Cambodia Exploring Green Inclusive Growth Principle and Practice

Cambodia Exploring Green Inclusive Growth Principle and Practice

Cambodia Exploring Green Inclusive Growth Principle and Practice

around80 participants from South East Asia (SEA) countries including Cambodia, Viet Name, Myanmar, Philippines and Timor Leste were assembled on March 25 and 26 for the Green Inclusive Growth Conference under the theme “Exploring Green Inclusive Growth Principle and Practice” at Angkor Paradise Hotel, Siem Reap.

Attending this event were H.E. Dr. Yin Kimsean, Secretary of State of Ministry of Environment, government representatives, policy makers, private sector, international NGOs, national NGOs, academia and industry experts, regional stakeholders as well as community representatives.

The Conferences aimed to help civil society groups and communities in SEA attain a better understanding of green growth which was promoted as a new policy paradigm for emphasizes ecologically sustainable economic progress that fosters low-carbon, socially-inclusive development. It also aimed to identity the stakeholders and ongoing initiatives and to examine progress in the implementation of Green Inclusive Growth in the region. It seeks to highlight who is benefitting and who is at risk of being excluded in order to inform policies and strategies, to facilitate dialogue between the public, privatization and tertiary sectors in order to support collaboration for inclusive green growth practices and initiatives in Southeast Asia and last of all to encourage as well as facilitate networking between industry stakeholders across the different verticals and sectors to promote future partnerships.

“Climate change has been recognized as a global issue putting at risk the livelihoods and security of millions of people. The results of the 1992 Rio Summit and other summits, Green Development have been used as a fundamental means in the world to deal with environmental challenges and play a core role in promoting a balance between development and economy, environment, society, and culture, which are the principle of sustainable development.

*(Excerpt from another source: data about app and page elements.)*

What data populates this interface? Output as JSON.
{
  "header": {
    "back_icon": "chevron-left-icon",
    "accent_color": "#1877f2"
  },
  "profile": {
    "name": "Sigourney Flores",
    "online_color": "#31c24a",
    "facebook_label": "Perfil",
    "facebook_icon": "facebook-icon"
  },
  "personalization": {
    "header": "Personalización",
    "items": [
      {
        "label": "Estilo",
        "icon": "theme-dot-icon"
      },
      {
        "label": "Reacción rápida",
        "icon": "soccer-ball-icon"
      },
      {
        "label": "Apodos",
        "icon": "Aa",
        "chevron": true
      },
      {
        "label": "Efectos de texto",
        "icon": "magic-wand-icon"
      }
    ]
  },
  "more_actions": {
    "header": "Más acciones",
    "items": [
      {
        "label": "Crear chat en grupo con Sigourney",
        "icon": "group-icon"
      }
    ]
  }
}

In the Cambodian context, green development has become a new strategy that ensures harmonization between economic development and environmental sustainability and a balance between conservation and development”, said Tek Vannara, Executive Director of The NGO Forum on Cambodia.

He added thatin response to the tendency of global development, Cambodia, like other countries in Southeast Asia, has developed a national road map on green development to contribute to reduction of emission that causes climate change, to take into social inclusive economic development, and ensure sustainable development. This plan is require the collaboration in implementation from relevant stakeholders to achieve it.”

The interested parties joined together, in the course of this conference, to outline the key challenges, applications and practical implications of inclusivity in green growth initiatives and identify solutions, strategies together with innovations across a range of sectors to encourage inclusive growth. ClodaghByrne, SEA Regional Programme Manager for Livelihoods and DRR, CAFOD said, “Today we will be exploring Green Inclusive Growth from its concept to its practices. We will be learning from stakeholders across the SEA region, from indigenous communities, to local and national government to private sector about their visions of green inclusive growth. We will be seeing ‘on the ground’ initiatives which are improving peoples’ living condition and well-being in an inclusive and sustainable way. We hope to arrive at an understanding of what practical initiatives we would like to see current regional and national GIG policies supporting, sustaining and replicating on the ground.”

Upon the last conference occasion, the participants were able to gain valuable insight into emerging policies, and regional policies being implemented by government departments to drive forward sustainable green growth road maps, learned from local community stakeholders and CSOs about the practical implications of green growth initiatives on the ground, how they were benefiting and how could we ensure vulnerable groups were encompassed, received a holistic perspective of the opportunities and challenges for practical green growth strategies across a variety of sectors including water, energy, agriculture and economic lending, understood how multi-stakeholder platforms function and how they were driving forward GIG initiatives at all levels and finally be a part of the dialogue and exchange of ideas relating to real change in green initiatives to ensure inclusion of all affected parties and communities.